WHAT TO DO
Extract all lines from the data beneath that include the word "this".

SUPPLIED ENTRIES
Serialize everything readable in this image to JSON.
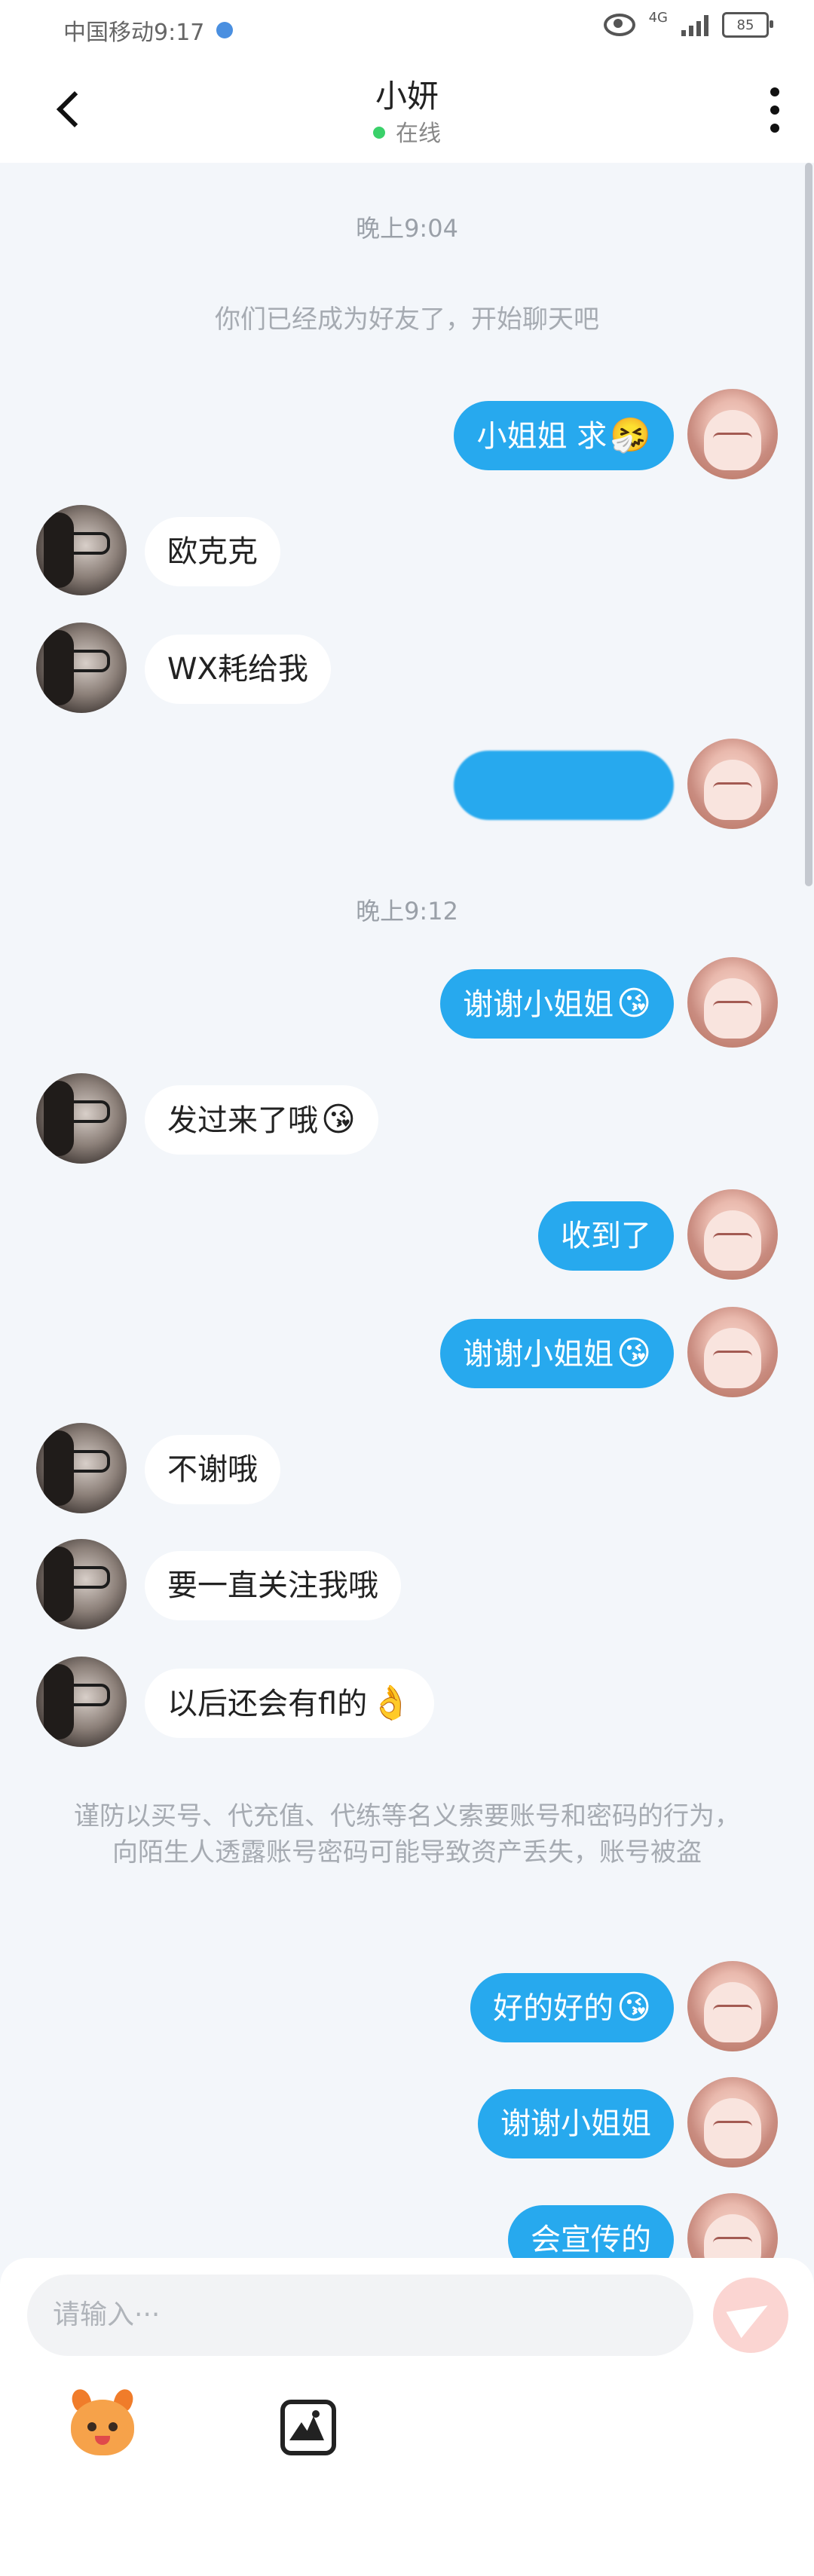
{
  "statusbar": {
    "carrier_time": "中国移动9:17",
    "network": "4G",
    "battery": "85"
  },
  "header": {
    "title": "小妍",
    "status": "在线"
  },
  "chat": {
    "timestamp1": "晚上9:04",
    "friend_note": "你们已经成为好友了，开始聊天吧",
    "timestamp2": "晚上9:12",
    "messages": [
      {
        "from": "me",
        "text": "小姐姐 求",
        "emoji": "🤧"
      },
      {
        "from": "other",
        "text": "欧克克",
        "emoji": ""
      },
      {
        "from": "other",
        "text": "WX耗给我",
        "emoji": ""
      },
      {
        "from": "me",
        "text": "",
        "emoji": "",
        "blurred": true
      },
      {
        "from": "me",
        "text": "谢谢小姐姐",
        "emoji": "😘"
      },
      {
        "from": "other",
        "text": "发过来了哦",
        "emoji": "😘"
      },
      {
        "from": "me",
        "text": "收到了",
        "emoji": ""
      },
      {
        "from": "me",
        "text": "谢谢小姐姐",
        "emoji": "😘"
      },
      {
        "from": "other",
        "text": "不谢哦",
        "emoji": ""
      },
      {
        "from": "other",
        "text": "要一直关注我哦",
        "emoji": ""
      },
      {
        "from": "other",
        "text": "以后还会有fl的",
        "emoji": "👌"
      },
      {
        "from": "me",
        "text": "好的好的",
        "emoji": "😘"
      },
      {
        "from": "me",
        "text": "谢谢小姐姐",
        "emoji": ""
      },
      {
        "from": "me",
        "text": "会宣传的",
        "emoji": ""
      }
    ],
    "warning": "谨防以买号、代充值、代练等名义索要账号和密码的行为，向陌生人透露账号密码可能导致资产丢失，账号被盗"
  },
  "composer": {
    "placeholder": "请输入···"
  },
  "icons": {
    "back": "back-arrow-icon",
    "more": "more-vertical-icon",
    "send": "send-icon",
    "emoji_tool": "emoji-sticker-icon",
    "image_tool": "image-icon"
  },
  "colors": {
    "my_bubble": "#27a9ee",
    "other_bubble": "#ffffff",
    "background": "#f3f6fa",
    "online": "#3ad16a",
    "send_button": "#fbd5d2"
  }
}
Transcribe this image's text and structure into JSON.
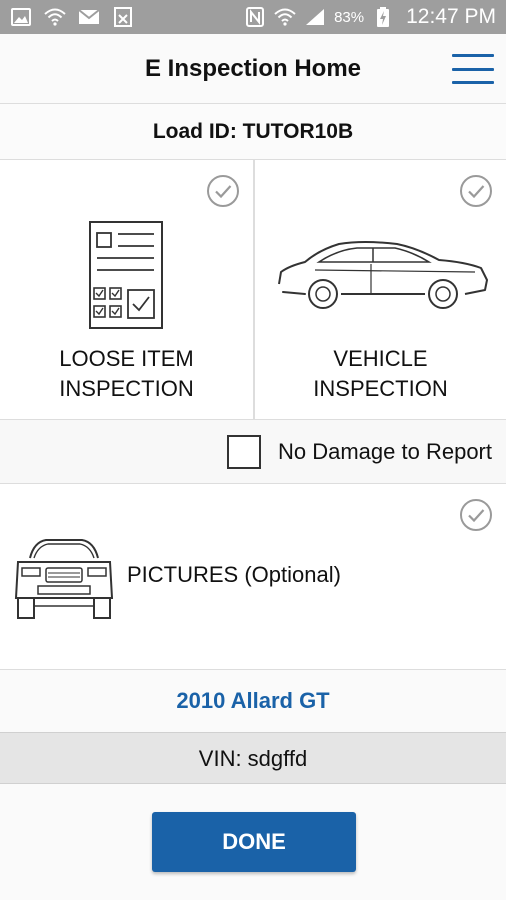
{
  "status_bar": {
    "battery": "83%",
    "time": "12:47 PM",
    "left_icons": [
      "image-icon",
      "wifi-icon",
      "mail-icon",
      "task-icon"
    ],
    "right_icons": [
      "nfc-icon",
      "wifi-icon",
      "signal-icon",
      "battery-charging-icon"
    ]
  },
  "header": {
    "title": "E Inspection Home",
    "menu_icon": "hamburger-menu-icon"
  },
  "load": {
    "text": "Load ID: TUTOR10B"
  },
  "tiles": [
    {
      "line1": "LOOSE ITEM",
      "line2": "INSPECTION",
      "icon": "checklist-icon",
      "status_icon": "check-circle-icon"
    },
    {
      "line1": "VEHICLE",
      "line2": "INSPECTION",
      "icon": "car-side-icon",
      "status_icon": "check-circle-icon"
    }
  ],
  "no_damage": {
    "label": "No Damage to Report",
    "checked": false
  },
  "pictures": {
    "label": "PICTURES (Optional)",
    "icon": "suv-front-icon"
  },
  "vehicle": {
    "name": "2010 Allard GT",
    "vin": "VIN: sdgffd"
  },
  "actions": {
    "done_label": "DONE"
  },
  "colors": {
    "accent": "#1a62a8",
    "status_bar": "#9e9e9e"
  }
}
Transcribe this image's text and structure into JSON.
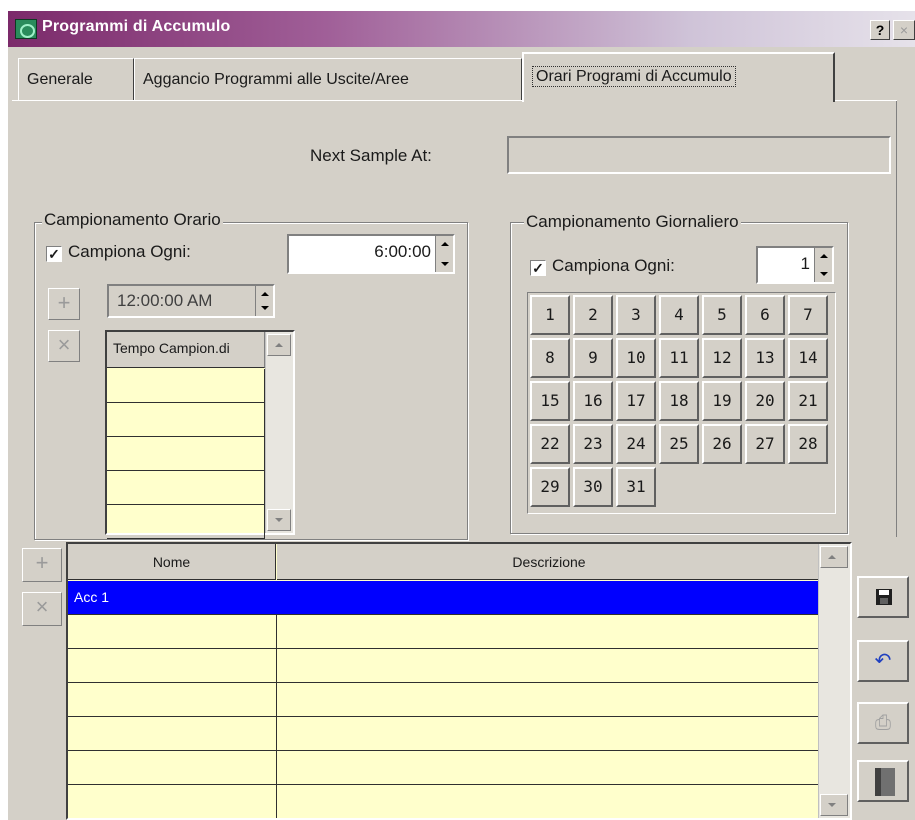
{
  "window": {
    "title": "Programmi di Accumulo",
    "help_label": "?",
    "close_label": "×"
  },
  "tabs": [
    {
      "label": "Generale",
      "active": false
    },
    {
      "label": "Aggancio Programmi alle Uscite/Aree",
      "active": false
    },
    {
      "label": "Orari Programi di Accumulo",
      "active": true
    }
  ],
  "next_sample": {
    "label": "Next Sample At:",
    "value": ""
  },
  "hourly": {
    "title": "Campionamento Orario",
    "checkbox_label": "Campiona Ogni:",
    "checked": true,
    "interval_value": "6:00:00",
    "time_value": "12:00:00 AM",
    "add_label": "+",
    "delete_label": "×",
    "list_header": "Tempo Campion.di",
    "list_rows": [
      "",
      "",
      "",
      "",
      ""
    ]
  },
  "daily": {
    "title": "Campionamento Giornaliero",
    "checkbox_label": "Campiona Ogni:",
    "checked": true,
    "interval_value": "1",
    "days": [
      "1",
      "2",
      "3",
      "4",
      "5",
      "6",
      "7",
      "8",
      "9",
      "10",
      "11",
      "12",
      "13",
      "14",
      "15",
      "16",
      "17",
      "18",
      "19",
      "20",
      "21",
      "22",
      "23",
      "24",
      "25",
      "26",
      "27",
      "28",
      "29",
      "30",
      "31"
    ]
  },
  "programs": {
    "add_label": "+",
    "delete_label": "×",
    "columns": [
      "Nome",
      "Descrizione"
    ],
    "rows": [
      {
        "nome": "Acc 1",
        "descrizione": "",
        "selected": true
      },
      {
        "nome": "",
        "descrizione": "",
        "selected": false
      },
      {
        "nome": "",
        "descrizione": "",
        "selected": false
      },
      {
        "nome": "",
        "descrizione": "",
        "selected": false
      },
      {
        "nome": "",
        "descrizione": "",
        "selected": false
      },
      {
        "nome": "",
        "descrizione": "",
        "selected": false
      },
      {
        "nome": "",
        "descrizione": "",
        "selected": false
      }
    ]
  },
  "side_buttons": [
    {
      "icon": "floppy-disk-icon"
    },
    {
      "icon": "undo-icon"
    },
    {
      "icon": "print-icon"
    },
    {
      "icon": "exit-door-icon"
    }
  ],
  "colors": {
    "window_bg": "#d4d0c8",
    "grid_bg": "#ffffcc",
    "selection": "#0000ff",
    "title_gradient_start": "#7b2a6a"
  }
}
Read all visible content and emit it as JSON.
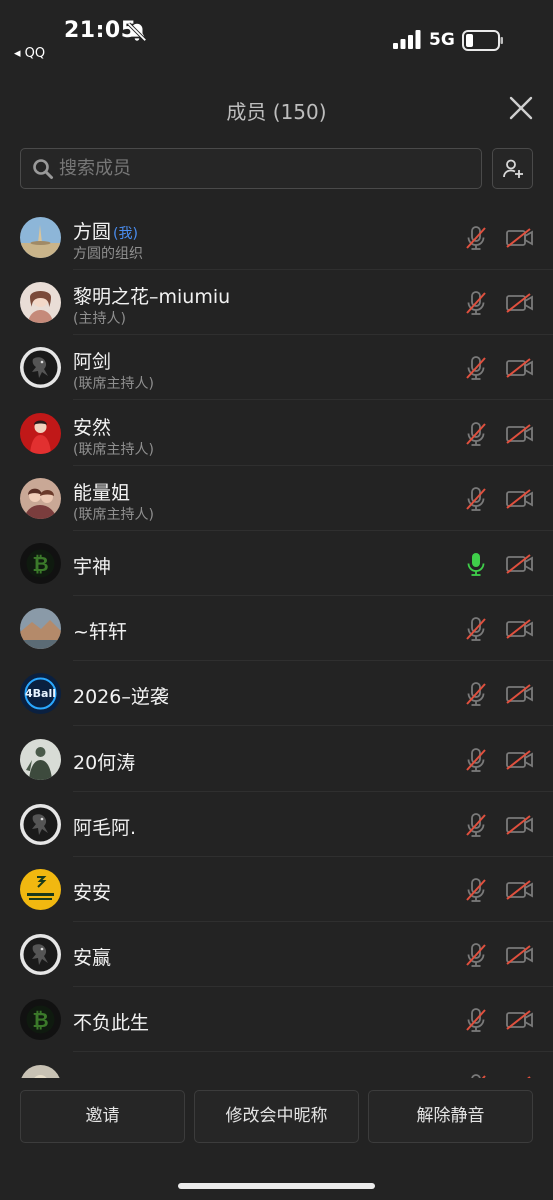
{
  "status_bar": {
    "time": "21:05",
    "back_app": "◂ QQ",
    "network": "5G",
    "icons": [
      "bell-off-icon",
      "signal-icon",
      "battery-low-icon"
    ]
  },
  "header": {
    "title": "成员 (150)",
    "close_icon": "close-icon"
  },
  "search": {
    "placeholder": "搜索成员",
    "value": "",
    "add_icon": "add-member-icon"
  },
  "members": [
    {
      "name": "方圆",
      "tag": "(我)",
      "subtitle": "方圆的组织",
      "avatar": "landscape",
      "mic": "muted",
      "camera": "off"
    },
    {
      "name": "黎明之花–miumiu",
      "tag": "",
      "subtitle": "(主持人)",
      "avatar": "portrait-light",
      "mic": "muted",
      "camera": "off"
    },
    {
      "name": "阿剑",
      "tag": "",
      "subtitle": "(联席主持人)",
      "avatar": "dragon-logo",
      "mic": "muted",
      "camera": "off"
    },
    {
      "name": "安然",
      "tag": "",
      "subtitle": "(联席主持人)",
      "avatar": "portrait-red",
      "mic": "muted",
      "camera": "off"
    },
    {
      "name": "能量姐",
      "tag": "",
      "subtitle": "(联席主持人)",
      "avatar": "portrait-warm",
      "mic": "muted",
      "camera": "off"
    },
    {
      "name": "宇神",
      "tag": "",
      "subtitle": "",
      "avatar": "bitcoin",
      "mic": "active",
      "camera": "off"
    },
    {
      "name": "~轩轩",
      "tag": "",
      "subtitle": "",
      "avatar": "scenic",
      "mic": "muted",
      "camera": "off"
    },
    {
      "name": "2026–逆袭",
      "tag": "",
      "subtitle": "",
      "avatar": "4ball",
      "mic": "muted",
      "camera": "off"
    },
    {
      "name": "20何涛",
      "tag": "",
      "subtitle": "",
      "avatar": "statue",
      "mic": "muted",
      "camera": "off"
    },
    {
      "name": "阿毛阿.",
      "tag": "",
      "subtitle": "",
      "avatar": "dragon-logo",
      "mic": "muted",
      "camera": "off"
    },
    {
      "name": "安安",
      "tag": "",
      "subtitle": "",
      "avatar": "yellow-script",
      "mic": "muted",
      "camera": "off"
    },
    {
      "name": "安赢",
      "tag": "",
      "subtitle": "",
      "avatar": "dragon-logo",
      "mic": "muted",
      "camera": "off"
    },
    {
      "name": "不负此生",
      "tag": "",
      "subtitle": "",
      "avatar": "bitcoin",
      "mic": "muted",
      "camera": "off"
    },
    {
      "name": "",
      "tag": "",
      "subtitle": "",
      "avatar": "partial",
      "mic": "muted",
      "camera": "off"
    }
  ],
  "bottom_bar": {
    "invite": "邀请",
    "rename": "修改会中昵称",
    "unmute": "解除静音"
  },
  "colors": {
    "background": "#232323",
    "accent_blue": "#4a8df0",
    "mute_red": "#e0503e",
    "active_green": "#3fcf4a"
  }
}
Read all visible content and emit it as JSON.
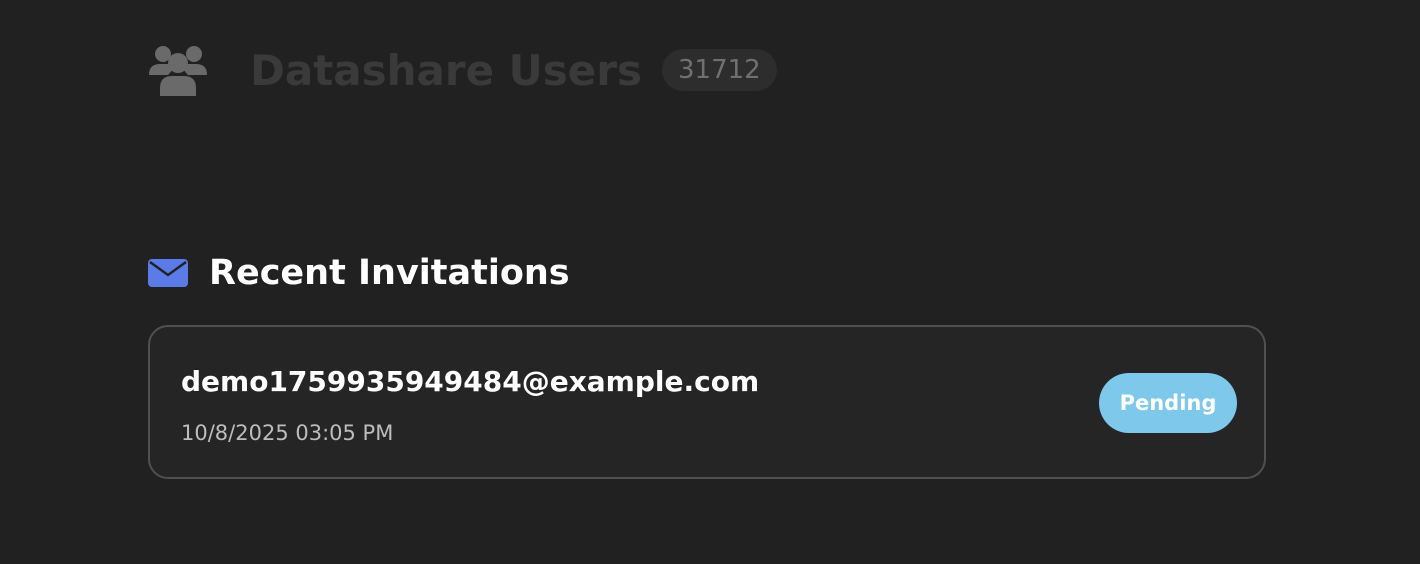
{
  "users_section": {
    "title": "Datashare Users",
    "count": "31712",
    "icon": "users-icon"
  },
  "invitations_section": {
    "title": "Recent Invitations",
    "icon": "mail-icon",
    "accent_color": "#5b7be9",
    "items": [
      {
        "email": "demo1759935949484@example.com",
        "date": "10/8/2025 03:05 PM",
        "status": "Pending",
        "status_color": "#7ec8ec"
      }
    ]
  }
}
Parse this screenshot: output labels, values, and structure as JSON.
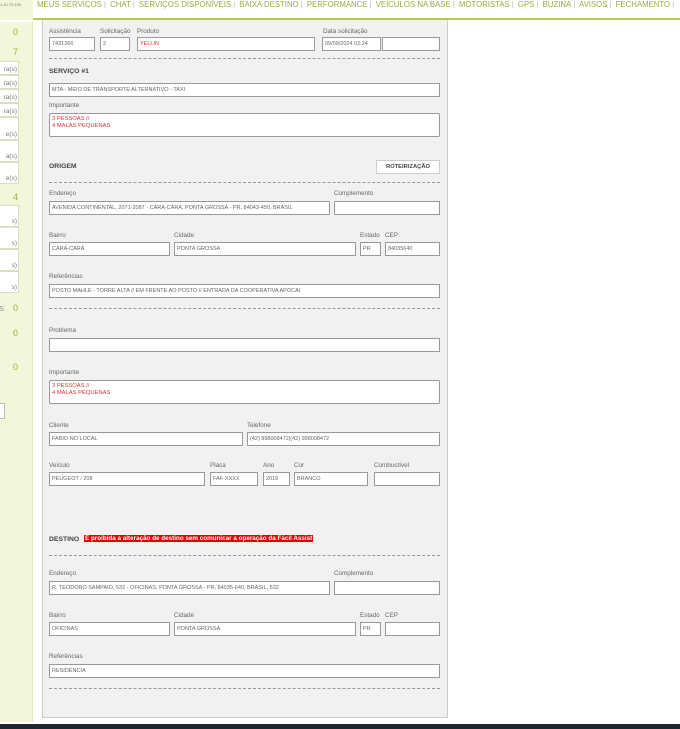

YOUR SOLUTION
Serialize everything readable in this image to JSON.
Transcribe this image's text and structure into JSON.
Transcribe this image's text and structure into JSON.
Parse this screenshot: output labels, values, and structure as JSON.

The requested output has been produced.